Common House Survey Problems
Don't be alarmed at your building surveyor's report on the house you want to buy. Many of the problems listed are surprisingly common. But some are more expensive than others.
October 14, 2020
A recent survey by Insulation Express has highlighted the most common house survey problems by speaking to property experts and looking at growing volumes for certain online search terms over the last 2 years.
Their key findings were:
- 67% of buyers use information from home surveys to negotiate a lower property price
- Alternatively, buyers find themselves having to spend around £30,000 to fix the problems that would have been identified by a home survey

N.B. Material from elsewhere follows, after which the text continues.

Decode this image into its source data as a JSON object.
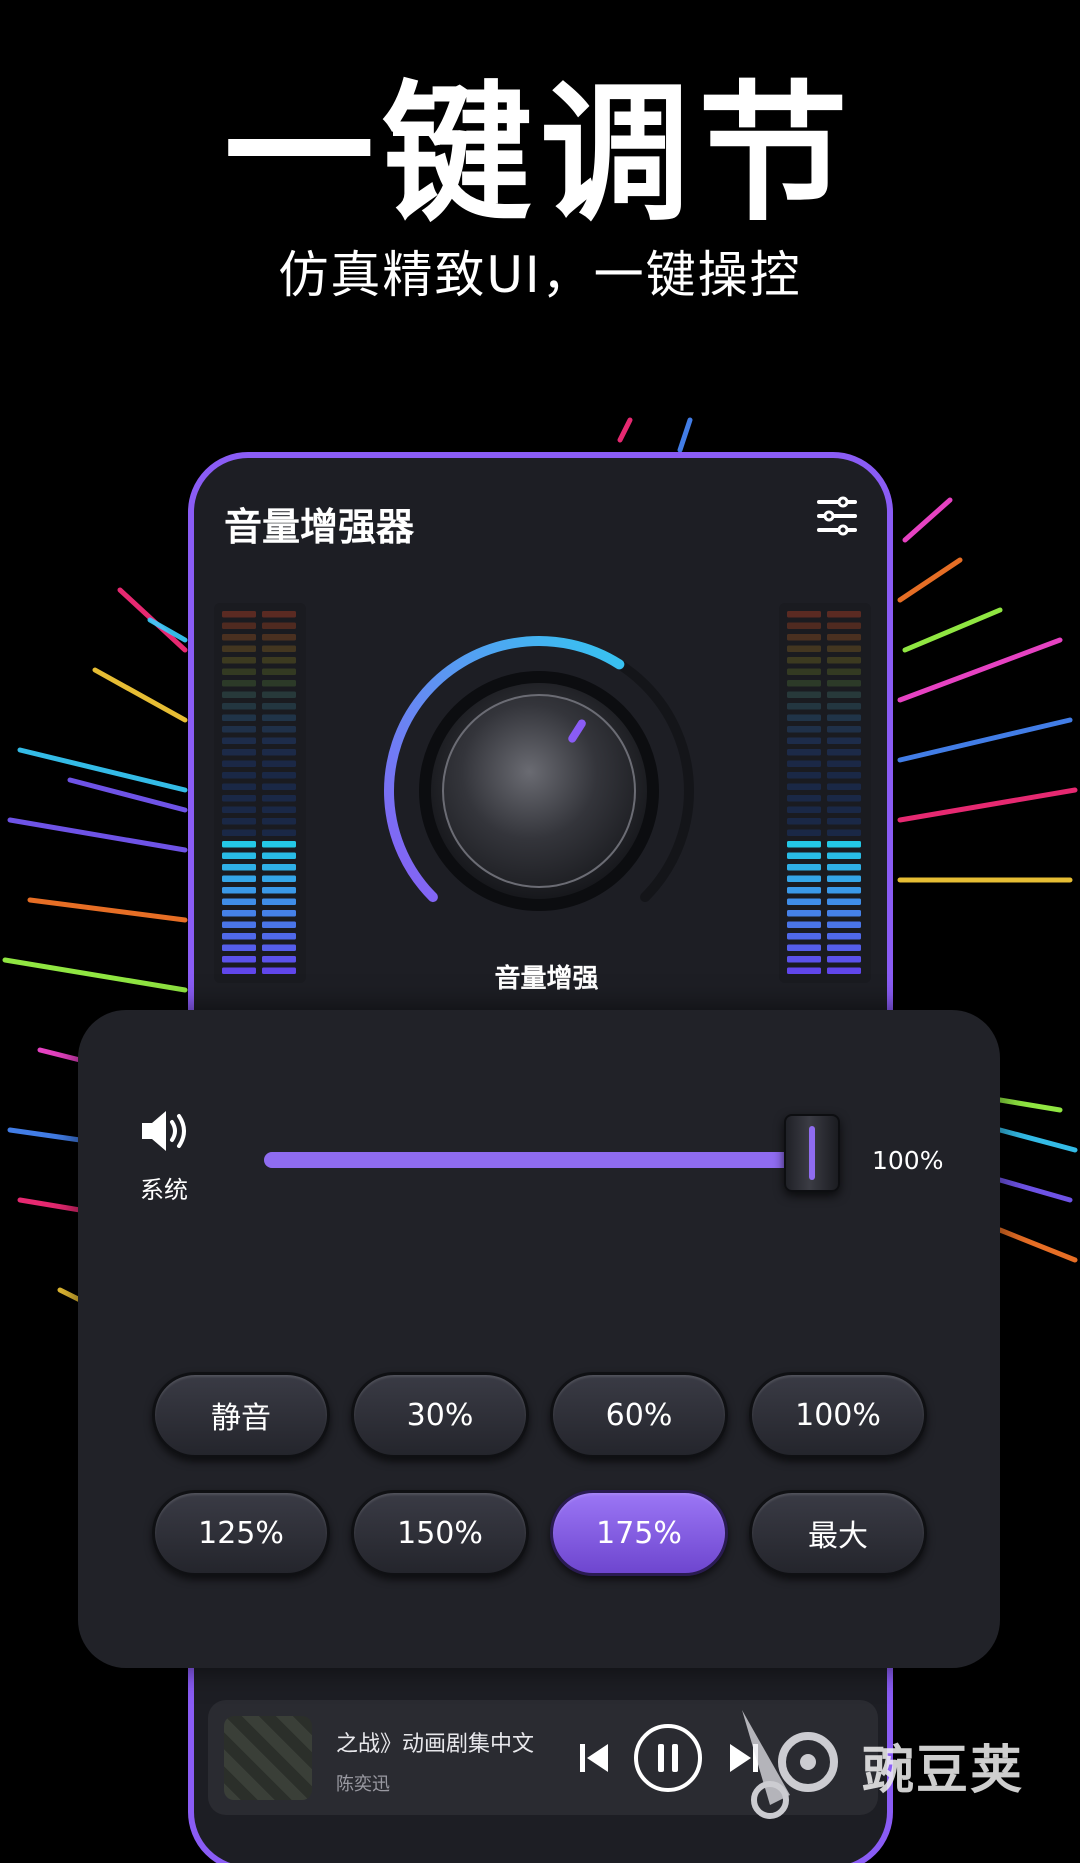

- Searches for asbestos and structural movement/subsidence have increased 82% in the last 2 years
- Japanese knotweed is another growing concern with a 45% increase in search volumes
- Roofing problems search terms are also on the rise by 55%
5 of the most common house survey problems:
Homes and offices built before the mid-80s may have asbestos in them. It is mostly harmless until disturbed, when its fibres are released into the air. This can cause serious diseases. If found, a surveyor will recommend that it is removed by a professional company. Insulation Express suggests you can expect to pay around £200+ for an initial asbestos survey and around £50+ per square metre for asbestos removal.
2. Subsidence and Structural Movement
Cracks in ceilings and walls can be an indicator of structural movement or subsidence. But, cracks in plaster are extremely common, so don’t immediately think it’s a serious problem. But if subsidence is there , you will need a professional assessment and details of require repairs which could cost tens of thousands of pounds. See our guide on Subsidence: what it is and how to spot it
3. Rising damp
Another issue with an 82% increase in search volume is damp. It’s a common problem, but its severity can range from a small area in one room to rising and penetrating damp throughout the entire house. A damp specialist surveyor will need to assess the cause. The cost of getting it investigated, identifying the cause and fixing it can run into thousands of pounds.
You can find damp surveyors in your local areas using the Checkatrade tool below.
4. Japanese knotweed
Japanese knotweed is fast growing and hard to eradicate. Its deep roots mean the plant has potential, if unmanaged, to cause major structural damage to properties. It can cause cracks in driveways whether tarmac and brickwork, and may block drains running under your property. Read more about the implications for your mortgage, insurance and treatments.
5. Roofing issues
From missing roof tiles to gaps and dangerous structures, roof issues appear on home surveys frequently. A poor quality roof could even result in your mortgage lender down valuing the property and offering you less. Make sure your survey report tells you about the condition of your roof.
What next after a bad house survey?
Your buildings survey may flag up issues that need further specialist investigation. You’ll need to find a specialist who can give your more detail on the scale of the problem and costs of repair or treatment. You could ask the vendor to pay, or pay half. They are under no obligation to do so but it’s worth asking.
Alternatively if your survey was clear about the problem in hand, get a quote for repairing it. Then you can either ask the vendor to undertake the repairs before you exchange contracts or ask them to take the cost of repairs off the asking price. Read more about what to do after a bad house survey.